When talking about the classics, it’s also impossible to ignore the score that’s made showers terrifying for over half a century. Created for Alfred Hitchcock’s Psycho, Bernard Herrman’s soundtrack has become a staple of the horror genre, continuing to send shivers up spines and keep shower curtains open even after all these years. As a piece of music, it’s pretty much perfect. The strings are fast and aggressive, as if the violinist were trying to replicate the stabbing motion through sound alone, and they get in the ears too, making the scariest scenes of Psycho both a visual and audible assault. Above all though, they’re uncomfortable. Like, they’re really fucking uncomfortable. But that’s a good thing. It’s actually a compliment to the composer when the music is as disturbing to listen to as the scenes are disturbing to watch. Like the movies they’re in the scores shouldn’t necessarily be an enjoyable listen, they should be the opposite, an insurance that no-one watching through their fingers misses any of the horror.

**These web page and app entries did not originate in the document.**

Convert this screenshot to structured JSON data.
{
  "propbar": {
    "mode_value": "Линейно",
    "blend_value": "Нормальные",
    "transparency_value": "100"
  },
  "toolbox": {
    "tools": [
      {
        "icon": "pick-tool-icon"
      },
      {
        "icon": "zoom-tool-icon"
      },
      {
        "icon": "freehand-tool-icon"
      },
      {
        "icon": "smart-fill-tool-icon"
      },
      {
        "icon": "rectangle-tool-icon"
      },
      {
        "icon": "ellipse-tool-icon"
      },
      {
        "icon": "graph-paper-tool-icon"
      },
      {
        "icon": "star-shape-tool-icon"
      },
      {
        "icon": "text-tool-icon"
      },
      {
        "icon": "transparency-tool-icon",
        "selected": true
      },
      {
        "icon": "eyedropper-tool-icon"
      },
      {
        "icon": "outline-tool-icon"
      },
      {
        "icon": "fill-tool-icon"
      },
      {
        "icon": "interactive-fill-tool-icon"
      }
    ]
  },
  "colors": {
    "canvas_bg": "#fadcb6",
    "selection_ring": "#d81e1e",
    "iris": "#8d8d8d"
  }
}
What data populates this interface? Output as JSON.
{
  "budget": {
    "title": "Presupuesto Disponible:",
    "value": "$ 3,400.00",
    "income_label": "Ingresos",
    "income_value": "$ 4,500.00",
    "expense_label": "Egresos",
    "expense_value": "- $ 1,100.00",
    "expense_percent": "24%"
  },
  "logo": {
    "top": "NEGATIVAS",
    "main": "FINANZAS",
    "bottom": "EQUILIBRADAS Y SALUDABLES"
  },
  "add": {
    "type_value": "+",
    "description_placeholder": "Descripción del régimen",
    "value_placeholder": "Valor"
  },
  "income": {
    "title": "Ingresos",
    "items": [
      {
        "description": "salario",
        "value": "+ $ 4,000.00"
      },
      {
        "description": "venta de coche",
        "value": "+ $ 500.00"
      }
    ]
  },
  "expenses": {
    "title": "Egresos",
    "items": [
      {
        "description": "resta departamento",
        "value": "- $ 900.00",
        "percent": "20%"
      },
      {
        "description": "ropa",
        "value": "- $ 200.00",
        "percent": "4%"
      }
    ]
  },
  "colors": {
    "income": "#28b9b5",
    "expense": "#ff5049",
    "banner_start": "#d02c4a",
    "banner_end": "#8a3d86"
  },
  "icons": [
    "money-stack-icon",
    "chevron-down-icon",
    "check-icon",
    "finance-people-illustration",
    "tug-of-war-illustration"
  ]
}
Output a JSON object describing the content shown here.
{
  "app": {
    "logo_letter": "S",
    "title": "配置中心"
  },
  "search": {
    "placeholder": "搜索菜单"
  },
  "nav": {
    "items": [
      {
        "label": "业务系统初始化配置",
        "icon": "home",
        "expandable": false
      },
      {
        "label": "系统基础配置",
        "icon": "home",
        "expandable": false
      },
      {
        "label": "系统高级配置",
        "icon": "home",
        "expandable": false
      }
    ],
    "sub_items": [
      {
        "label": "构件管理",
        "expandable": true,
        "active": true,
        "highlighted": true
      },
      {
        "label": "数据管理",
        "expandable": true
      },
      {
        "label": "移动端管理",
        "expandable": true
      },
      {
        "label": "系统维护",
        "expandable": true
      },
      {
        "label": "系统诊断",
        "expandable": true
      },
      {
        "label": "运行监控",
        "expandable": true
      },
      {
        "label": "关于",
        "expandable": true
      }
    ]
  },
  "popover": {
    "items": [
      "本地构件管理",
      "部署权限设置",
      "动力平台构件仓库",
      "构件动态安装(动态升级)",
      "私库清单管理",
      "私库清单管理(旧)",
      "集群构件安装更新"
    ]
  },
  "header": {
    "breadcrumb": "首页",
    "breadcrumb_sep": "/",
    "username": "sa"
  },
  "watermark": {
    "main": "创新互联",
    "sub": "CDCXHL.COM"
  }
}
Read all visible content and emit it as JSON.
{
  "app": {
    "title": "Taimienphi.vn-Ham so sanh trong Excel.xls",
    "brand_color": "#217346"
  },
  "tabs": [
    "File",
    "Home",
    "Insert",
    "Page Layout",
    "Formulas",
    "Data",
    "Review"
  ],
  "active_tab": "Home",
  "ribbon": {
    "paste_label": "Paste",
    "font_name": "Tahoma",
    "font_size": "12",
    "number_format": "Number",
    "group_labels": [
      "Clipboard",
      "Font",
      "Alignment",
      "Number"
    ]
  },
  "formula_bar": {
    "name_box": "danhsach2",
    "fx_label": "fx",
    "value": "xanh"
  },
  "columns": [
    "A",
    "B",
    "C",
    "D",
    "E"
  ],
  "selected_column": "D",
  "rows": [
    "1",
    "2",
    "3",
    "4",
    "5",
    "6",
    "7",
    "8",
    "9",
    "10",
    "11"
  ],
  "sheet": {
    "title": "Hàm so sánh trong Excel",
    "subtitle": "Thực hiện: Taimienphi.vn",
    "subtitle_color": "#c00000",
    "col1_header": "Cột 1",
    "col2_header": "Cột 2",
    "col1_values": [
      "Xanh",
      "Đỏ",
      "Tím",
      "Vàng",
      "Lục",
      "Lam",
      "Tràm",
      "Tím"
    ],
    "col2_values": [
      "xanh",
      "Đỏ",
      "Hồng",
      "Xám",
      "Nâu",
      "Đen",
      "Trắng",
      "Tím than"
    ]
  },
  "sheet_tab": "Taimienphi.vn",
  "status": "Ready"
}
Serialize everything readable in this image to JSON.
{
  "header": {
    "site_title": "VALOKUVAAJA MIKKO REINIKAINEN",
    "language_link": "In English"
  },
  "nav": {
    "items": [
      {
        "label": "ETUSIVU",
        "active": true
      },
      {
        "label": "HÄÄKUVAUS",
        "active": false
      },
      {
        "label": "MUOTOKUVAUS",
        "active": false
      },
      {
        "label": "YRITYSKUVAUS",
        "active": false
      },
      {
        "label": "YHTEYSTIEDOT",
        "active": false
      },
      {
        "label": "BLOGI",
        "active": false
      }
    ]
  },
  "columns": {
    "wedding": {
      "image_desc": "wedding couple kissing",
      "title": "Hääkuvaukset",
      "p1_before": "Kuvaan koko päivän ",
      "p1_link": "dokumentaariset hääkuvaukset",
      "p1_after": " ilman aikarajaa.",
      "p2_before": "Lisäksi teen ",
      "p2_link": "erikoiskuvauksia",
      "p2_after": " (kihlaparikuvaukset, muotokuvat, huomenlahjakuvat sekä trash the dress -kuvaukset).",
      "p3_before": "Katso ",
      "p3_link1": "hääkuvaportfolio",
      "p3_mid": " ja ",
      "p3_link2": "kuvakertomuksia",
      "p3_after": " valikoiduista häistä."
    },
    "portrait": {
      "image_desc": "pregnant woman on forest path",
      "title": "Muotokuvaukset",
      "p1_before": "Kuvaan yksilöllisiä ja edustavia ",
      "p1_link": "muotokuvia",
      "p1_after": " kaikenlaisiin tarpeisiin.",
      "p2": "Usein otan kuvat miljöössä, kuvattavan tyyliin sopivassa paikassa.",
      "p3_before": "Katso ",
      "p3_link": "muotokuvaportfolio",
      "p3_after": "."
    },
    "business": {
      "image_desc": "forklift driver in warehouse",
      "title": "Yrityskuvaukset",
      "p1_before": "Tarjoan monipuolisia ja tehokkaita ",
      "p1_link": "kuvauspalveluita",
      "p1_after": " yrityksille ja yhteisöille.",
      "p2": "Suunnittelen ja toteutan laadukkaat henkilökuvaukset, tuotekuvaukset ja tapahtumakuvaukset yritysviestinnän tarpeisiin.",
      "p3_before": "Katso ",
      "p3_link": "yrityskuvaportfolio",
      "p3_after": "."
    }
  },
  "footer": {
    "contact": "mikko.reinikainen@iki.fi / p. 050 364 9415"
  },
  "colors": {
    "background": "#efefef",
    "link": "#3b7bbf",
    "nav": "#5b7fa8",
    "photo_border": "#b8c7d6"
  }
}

So for Thom Yorke, there’s definitely a lot to be gleaned from the success and longevity of these soundtracks. Not only did they bring something unique to the table, but in doing so they hit the perfect note for the movie that they accompanied. Whether he will do the same with this remake is anyone’s bet, but putting money on a well crafted, fresh and intriguing score wouldn’t be an dumbest move. After all, if anyone’s good at hitting the right note, it’s the guy who’s been hitting them pretty frequently since 1993.